§ **Task requirements**: From the entries below, copy every line holding the word "Downloads".

(Beginning of Material for this exercise)

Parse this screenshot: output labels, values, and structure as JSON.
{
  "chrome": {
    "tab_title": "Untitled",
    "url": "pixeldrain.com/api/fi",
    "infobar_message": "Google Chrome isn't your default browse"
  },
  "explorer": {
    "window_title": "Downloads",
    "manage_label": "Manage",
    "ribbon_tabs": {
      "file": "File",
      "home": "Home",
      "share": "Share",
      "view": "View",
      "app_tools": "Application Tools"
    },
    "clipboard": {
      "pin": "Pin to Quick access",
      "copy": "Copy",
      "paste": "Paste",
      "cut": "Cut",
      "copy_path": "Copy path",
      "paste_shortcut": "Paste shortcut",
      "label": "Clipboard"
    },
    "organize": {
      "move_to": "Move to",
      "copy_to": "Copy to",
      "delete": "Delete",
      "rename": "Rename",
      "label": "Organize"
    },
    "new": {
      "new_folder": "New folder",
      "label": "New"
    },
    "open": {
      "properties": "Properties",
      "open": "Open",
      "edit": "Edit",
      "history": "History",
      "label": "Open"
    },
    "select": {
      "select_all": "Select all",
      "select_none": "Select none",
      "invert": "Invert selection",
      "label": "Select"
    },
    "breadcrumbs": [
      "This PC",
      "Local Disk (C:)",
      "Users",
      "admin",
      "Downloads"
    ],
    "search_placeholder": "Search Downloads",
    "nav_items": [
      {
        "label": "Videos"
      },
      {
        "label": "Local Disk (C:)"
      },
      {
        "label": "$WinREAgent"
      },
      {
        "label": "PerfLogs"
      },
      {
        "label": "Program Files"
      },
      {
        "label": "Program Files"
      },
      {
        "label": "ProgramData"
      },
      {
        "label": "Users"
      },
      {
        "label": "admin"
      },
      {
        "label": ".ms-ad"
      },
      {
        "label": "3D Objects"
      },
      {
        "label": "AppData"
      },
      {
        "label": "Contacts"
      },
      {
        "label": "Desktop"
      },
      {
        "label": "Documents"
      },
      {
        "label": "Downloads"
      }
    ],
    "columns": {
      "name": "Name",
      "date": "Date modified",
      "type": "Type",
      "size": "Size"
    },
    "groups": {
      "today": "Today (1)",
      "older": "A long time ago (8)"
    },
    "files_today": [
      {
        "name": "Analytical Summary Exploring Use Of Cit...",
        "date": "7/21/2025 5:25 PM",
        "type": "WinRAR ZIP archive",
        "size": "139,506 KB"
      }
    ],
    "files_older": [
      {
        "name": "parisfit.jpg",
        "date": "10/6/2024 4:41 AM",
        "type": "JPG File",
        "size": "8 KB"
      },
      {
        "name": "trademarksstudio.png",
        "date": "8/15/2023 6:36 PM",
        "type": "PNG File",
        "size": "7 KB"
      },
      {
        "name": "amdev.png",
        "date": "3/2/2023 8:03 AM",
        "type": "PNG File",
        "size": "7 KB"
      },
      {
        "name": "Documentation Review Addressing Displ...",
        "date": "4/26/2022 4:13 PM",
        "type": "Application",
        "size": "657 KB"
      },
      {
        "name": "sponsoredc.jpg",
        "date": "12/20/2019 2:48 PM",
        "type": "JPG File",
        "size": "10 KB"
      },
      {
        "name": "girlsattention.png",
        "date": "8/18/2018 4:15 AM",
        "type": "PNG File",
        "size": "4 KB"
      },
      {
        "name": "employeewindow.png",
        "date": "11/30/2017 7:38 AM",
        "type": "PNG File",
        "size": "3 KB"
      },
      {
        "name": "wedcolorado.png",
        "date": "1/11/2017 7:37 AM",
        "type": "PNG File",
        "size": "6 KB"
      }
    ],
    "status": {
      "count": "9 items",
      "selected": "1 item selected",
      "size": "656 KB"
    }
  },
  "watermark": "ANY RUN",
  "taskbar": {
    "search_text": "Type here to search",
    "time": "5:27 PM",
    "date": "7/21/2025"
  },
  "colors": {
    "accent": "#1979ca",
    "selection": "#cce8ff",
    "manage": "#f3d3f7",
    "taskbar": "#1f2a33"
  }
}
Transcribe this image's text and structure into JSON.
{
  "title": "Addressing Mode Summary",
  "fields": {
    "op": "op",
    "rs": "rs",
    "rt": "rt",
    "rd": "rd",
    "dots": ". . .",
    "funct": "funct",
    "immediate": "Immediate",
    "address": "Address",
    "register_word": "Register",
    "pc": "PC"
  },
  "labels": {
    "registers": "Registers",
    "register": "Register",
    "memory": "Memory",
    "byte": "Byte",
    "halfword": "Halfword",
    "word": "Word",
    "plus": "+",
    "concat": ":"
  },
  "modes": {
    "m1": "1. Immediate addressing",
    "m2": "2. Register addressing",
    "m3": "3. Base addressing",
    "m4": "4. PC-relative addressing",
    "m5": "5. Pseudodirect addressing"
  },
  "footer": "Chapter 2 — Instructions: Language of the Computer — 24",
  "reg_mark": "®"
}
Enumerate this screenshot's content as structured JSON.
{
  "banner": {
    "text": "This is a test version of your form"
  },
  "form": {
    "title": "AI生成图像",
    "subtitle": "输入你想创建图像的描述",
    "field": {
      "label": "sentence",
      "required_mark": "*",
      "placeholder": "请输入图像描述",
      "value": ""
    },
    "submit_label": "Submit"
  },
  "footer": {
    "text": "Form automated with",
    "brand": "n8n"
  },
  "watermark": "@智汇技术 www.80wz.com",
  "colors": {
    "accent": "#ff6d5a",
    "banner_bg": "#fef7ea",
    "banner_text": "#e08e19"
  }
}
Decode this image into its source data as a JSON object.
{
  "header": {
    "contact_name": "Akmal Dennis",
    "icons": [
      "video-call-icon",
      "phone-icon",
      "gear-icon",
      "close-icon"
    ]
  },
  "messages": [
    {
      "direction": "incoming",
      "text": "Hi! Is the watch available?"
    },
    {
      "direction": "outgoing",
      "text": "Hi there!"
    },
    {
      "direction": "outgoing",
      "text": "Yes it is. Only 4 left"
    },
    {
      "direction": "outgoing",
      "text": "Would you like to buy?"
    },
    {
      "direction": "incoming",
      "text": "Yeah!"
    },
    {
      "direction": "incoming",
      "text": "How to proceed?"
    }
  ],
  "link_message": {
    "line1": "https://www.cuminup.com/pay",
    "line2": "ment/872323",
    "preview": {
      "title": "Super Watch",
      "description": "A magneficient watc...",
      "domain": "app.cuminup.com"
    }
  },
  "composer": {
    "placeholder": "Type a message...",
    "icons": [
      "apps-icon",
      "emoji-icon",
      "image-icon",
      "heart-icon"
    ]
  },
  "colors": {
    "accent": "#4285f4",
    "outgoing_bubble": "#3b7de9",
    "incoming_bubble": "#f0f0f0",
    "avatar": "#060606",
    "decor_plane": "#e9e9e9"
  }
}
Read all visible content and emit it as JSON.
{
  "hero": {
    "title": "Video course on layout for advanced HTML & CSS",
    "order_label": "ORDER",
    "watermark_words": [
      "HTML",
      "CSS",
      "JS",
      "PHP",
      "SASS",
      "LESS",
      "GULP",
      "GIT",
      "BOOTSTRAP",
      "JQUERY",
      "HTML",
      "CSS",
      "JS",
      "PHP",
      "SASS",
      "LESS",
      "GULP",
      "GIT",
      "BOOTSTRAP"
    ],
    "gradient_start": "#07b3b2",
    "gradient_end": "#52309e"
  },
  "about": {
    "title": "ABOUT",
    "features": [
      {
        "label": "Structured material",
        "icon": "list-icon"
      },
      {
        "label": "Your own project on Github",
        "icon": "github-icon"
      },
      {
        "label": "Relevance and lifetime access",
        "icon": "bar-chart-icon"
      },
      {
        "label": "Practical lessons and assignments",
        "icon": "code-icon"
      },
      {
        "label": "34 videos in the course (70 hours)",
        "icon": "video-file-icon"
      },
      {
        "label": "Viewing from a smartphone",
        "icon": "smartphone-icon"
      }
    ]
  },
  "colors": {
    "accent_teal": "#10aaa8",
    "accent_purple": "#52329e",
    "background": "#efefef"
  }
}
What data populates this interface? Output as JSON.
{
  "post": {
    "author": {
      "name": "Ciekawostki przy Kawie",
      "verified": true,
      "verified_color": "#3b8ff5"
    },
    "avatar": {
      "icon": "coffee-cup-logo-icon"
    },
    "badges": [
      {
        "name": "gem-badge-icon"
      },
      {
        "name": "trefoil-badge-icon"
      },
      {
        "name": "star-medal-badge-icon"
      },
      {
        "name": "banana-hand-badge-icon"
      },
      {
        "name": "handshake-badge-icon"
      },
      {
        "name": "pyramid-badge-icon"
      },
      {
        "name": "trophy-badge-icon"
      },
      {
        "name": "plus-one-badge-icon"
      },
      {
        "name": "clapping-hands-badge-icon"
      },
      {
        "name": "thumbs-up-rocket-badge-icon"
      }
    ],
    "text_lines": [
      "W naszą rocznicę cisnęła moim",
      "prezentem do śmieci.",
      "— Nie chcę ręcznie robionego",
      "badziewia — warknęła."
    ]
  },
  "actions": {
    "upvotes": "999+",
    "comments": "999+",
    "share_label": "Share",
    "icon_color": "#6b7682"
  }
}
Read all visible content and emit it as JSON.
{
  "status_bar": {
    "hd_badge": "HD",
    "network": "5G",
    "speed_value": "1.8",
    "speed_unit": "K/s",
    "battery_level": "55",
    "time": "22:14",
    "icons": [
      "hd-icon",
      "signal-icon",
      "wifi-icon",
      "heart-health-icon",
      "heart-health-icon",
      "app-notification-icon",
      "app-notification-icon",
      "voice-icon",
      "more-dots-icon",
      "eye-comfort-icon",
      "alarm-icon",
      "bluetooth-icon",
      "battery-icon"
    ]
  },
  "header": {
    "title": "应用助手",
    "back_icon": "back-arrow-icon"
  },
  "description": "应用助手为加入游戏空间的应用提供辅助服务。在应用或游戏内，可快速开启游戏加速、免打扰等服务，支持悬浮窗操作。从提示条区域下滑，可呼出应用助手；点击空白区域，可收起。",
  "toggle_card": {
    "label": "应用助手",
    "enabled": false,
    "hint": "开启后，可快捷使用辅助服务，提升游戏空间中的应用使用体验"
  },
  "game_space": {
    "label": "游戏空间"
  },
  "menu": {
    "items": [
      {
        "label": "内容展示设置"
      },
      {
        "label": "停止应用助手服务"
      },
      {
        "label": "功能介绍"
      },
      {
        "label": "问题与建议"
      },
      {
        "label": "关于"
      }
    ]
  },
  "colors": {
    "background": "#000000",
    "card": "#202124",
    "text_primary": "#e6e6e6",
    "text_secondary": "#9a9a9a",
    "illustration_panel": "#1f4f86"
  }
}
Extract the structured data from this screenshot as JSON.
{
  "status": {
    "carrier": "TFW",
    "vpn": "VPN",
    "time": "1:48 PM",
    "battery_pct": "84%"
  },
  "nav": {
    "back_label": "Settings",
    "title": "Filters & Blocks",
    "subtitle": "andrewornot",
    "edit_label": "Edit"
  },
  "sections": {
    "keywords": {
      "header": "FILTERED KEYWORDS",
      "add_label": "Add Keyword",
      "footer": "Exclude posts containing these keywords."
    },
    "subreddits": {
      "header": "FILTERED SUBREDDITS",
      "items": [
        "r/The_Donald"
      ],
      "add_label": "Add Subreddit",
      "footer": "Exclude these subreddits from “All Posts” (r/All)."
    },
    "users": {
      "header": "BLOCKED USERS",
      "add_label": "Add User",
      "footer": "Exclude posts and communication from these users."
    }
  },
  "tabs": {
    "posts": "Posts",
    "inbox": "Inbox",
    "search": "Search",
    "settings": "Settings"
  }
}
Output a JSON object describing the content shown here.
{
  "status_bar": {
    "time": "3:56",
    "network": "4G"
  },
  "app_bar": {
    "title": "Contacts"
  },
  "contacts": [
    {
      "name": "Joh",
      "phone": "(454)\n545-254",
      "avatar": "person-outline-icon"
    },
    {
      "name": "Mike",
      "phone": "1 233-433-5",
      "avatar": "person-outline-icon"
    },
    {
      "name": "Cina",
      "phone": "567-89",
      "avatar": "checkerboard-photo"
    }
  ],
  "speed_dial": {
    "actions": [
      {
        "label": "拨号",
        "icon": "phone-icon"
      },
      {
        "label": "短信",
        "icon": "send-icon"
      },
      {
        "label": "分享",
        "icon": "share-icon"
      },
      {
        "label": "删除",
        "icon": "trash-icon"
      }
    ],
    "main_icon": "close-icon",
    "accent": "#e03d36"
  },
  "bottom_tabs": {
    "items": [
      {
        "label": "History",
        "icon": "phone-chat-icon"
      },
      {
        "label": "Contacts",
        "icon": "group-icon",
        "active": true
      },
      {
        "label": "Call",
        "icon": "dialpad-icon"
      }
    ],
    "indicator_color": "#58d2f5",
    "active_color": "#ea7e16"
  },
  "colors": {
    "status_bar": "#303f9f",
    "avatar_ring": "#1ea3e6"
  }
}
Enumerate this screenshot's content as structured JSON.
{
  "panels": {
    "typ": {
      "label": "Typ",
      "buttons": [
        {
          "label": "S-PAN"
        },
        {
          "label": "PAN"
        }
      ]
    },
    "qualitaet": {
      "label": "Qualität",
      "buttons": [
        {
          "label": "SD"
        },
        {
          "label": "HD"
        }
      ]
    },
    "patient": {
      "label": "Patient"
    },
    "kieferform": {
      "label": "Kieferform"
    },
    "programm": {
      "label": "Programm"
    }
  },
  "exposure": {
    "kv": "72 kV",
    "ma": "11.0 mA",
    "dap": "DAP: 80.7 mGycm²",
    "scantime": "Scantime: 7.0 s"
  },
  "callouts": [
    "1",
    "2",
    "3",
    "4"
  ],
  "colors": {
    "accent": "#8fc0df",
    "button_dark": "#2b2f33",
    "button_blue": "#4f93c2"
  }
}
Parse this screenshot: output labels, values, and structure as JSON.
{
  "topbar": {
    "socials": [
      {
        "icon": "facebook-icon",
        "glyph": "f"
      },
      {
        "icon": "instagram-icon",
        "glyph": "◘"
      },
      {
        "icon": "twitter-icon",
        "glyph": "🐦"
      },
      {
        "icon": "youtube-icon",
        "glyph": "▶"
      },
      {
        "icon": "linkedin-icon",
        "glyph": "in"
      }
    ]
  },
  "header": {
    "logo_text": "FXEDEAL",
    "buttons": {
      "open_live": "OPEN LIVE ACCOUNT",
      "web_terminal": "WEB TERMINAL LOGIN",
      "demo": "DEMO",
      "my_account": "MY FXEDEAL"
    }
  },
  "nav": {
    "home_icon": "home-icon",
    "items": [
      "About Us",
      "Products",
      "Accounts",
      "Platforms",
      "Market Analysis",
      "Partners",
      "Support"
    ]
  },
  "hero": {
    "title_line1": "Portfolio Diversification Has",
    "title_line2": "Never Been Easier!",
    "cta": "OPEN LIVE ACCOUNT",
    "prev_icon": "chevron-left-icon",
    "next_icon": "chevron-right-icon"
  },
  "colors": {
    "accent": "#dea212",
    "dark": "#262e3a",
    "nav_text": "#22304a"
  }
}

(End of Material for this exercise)

§ **Exercise output**:
    "window_title": "Downloads",
      "Downloads"
    "search_placeholder": "Search Downloads",
        "label": "Downloads"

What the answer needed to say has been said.